Study Shows Promise for Those with Stress and Sleep Difficulties
According to Ron Minson, MD, Clinical Director at Integrated Listening Systems (iLs), the manufacturer of the Dreampad, a pilot study measuring the ability of a new product, a pillow which delivers music through vibration, indicates it may help those challenged by stress-related symptoms. Over 80% of those in the study showed a significant relaxation response within 15 minutes of using the pillow.
Denver, CO (PRWEB) January 23, 2014
Preliminary research measuring the effect of new technology, a pillow which delivers music through vibration, showed a significant increase in the participants’ ability to relax. The study assessed relaxation using heart rate variability (HRV), the most accepted means of objectively measuring the autonomic nervous system’s relaxation response. The new technology is in the form of a pillow, known as the Dreampad™, which emits a musical vibration audible only to the user. The study was conducted by Kelly Olson, PhD, Director of Clinical Research and Development for SleepImage, LLC, and released on January 20, 2014.
According to Ron Minson, MD, Clinical Director at Integrated Listening Systems (iLs), the manufacturer of the Dreampad, “When you lay your head on the Dreampad, the music travels internally to your inner ear. This process appears to stimulate the vagus nerve, which plays a key role in our ability to de-stress. This new data reinforces what we are seeing clinically with children and adults who suffer from stress, anxiety and trauma – the Dreampad helps them relax and improves their sleep, which impacts school/work performance, relationships and emotional stability.”
The study used SleepImage, a portable device for collecting HRV and sleep data, to measure the change in HRV. Baseline data (without Dreampad) was compared with data taken while subjects were using the Dreampad over a 15-minute period. Nine of the eleven adults in the study showed significant increase in parasympathetic activity after 15 minutes of using the Dreampad.
This preliminary study suggests that the Dreampad may be helpful in promoting parasympathetic dominance, which creates a more favorable internal environment for resting and sleeping. The product developers report that plans are underway for formal studies measuring the efficacy of the Dreampad with a variety of populations.

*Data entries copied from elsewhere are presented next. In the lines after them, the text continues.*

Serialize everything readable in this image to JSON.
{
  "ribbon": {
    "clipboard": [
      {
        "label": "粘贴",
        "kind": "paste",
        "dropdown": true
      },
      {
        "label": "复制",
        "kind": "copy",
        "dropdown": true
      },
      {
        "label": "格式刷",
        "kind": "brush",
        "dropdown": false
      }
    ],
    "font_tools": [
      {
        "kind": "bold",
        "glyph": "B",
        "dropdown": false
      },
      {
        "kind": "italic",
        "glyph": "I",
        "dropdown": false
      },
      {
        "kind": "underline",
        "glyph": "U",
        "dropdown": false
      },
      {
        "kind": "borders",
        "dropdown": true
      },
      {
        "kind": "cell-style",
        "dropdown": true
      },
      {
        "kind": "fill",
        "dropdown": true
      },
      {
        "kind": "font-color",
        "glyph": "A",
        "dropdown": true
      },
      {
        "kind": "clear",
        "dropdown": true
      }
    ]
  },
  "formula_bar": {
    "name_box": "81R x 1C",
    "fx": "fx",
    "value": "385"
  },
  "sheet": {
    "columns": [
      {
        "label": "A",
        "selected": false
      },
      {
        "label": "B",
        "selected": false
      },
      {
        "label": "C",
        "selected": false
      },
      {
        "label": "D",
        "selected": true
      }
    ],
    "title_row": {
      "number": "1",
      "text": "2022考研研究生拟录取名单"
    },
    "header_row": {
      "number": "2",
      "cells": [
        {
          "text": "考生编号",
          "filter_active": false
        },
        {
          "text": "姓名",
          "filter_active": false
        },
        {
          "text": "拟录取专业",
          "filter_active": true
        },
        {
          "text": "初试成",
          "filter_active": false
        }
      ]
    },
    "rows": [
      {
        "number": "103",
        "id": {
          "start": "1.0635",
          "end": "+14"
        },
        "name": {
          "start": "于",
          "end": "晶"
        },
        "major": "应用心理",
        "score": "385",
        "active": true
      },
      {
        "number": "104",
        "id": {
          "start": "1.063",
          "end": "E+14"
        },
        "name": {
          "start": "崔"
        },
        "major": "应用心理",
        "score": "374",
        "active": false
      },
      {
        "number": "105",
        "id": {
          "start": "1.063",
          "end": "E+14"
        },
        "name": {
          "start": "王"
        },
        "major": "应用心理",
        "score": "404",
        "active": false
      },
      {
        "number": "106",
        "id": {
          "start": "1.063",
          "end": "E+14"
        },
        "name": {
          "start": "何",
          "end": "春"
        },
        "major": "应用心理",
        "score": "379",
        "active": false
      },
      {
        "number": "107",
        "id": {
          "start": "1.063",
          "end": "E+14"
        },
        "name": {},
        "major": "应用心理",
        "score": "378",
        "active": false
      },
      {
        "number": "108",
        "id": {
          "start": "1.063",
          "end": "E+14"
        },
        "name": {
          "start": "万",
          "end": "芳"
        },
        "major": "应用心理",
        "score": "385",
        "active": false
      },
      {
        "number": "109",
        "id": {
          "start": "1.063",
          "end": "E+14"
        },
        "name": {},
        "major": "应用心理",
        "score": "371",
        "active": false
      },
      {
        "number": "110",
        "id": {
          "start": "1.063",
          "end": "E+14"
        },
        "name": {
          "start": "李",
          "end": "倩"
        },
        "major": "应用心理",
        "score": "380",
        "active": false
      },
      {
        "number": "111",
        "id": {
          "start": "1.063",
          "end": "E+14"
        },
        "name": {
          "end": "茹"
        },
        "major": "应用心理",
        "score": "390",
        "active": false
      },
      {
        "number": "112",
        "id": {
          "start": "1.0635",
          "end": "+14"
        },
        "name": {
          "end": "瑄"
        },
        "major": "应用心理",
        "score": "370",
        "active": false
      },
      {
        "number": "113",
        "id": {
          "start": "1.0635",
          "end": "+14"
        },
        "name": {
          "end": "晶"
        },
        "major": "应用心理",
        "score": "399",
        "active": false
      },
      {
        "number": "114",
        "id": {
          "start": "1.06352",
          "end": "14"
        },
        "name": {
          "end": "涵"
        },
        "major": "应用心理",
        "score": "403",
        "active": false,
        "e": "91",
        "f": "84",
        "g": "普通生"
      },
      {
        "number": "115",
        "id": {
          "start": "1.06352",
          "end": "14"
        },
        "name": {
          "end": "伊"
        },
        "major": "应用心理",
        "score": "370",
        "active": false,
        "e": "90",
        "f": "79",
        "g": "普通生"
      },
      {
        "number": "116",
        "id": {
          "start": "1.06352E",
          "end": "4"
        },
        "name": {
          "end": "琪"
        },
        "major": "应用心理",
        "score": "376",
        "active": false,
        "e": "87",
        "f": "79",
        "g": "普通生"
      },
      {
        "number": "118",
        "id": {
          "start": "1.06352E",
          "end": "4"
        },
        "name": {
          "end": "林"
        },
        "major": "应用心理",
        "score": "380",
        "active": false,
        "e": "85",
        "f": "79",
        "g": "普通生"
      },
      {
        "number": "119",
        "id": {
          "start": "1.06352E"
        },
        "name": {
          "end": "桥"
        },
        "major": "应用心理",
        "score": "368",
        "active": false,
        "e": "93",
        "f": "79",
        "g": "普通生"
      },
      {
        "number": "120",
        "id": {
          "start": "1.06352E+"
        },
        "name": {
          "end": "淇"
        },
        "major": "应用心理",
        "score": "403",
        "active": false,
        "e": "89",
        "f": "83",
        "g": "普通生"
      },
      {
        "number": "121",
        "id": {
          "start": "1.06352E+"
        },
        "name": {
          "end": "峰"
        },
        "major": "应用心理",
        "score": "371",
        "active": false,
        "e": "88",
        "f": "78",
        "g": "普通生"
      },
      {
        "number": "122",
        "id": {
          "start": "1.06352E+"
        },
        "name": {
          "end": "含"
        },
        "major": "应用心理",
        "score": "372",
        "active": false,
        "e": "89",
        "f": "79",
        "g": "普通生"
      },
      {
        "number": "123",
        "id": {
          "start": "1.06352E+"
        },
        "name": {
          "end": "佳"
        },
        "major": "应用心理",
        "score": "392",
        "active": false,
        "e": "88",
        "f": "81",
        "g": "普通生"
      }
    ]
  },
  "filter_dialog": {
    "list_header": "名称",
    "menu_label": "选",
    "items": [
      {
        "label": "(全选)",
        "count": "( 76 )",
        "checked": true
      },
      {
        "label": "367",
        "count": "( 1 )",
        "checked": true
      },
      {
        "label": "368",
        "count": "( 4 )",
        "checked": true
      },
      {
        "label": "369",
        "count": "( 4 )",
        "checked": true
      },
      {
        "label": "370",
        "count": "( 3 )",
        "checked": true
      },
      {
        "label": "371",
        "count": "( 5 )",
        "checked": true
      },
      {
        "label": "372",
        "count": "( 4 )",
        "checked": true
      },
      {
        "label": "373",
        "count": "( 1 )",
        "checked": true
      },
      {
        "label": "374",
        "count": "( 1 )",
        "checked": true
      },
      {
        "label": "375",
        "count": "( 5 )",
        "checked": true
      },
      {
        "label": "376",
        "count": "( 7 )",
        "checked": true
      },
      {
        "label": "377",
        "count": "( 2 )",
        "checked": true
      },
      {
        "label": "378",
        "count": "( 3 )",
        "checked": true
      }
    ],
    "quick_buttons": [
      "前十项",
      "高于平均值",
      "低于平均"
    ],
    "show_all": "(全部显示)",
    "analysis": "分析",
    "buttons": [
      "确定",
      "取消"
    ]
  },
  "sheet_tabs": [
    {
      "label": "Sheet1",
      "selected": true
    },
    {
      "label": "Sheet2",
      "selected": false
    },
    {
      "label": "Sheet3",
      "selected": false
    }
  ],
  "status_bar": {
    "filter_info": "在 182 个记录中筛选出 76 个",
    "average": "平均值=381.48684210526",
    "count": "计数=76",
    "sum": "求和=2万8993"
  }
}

For the original version on PRWeb visit: http://www.prweb.com/releases/2014/01/prweb11493498.htm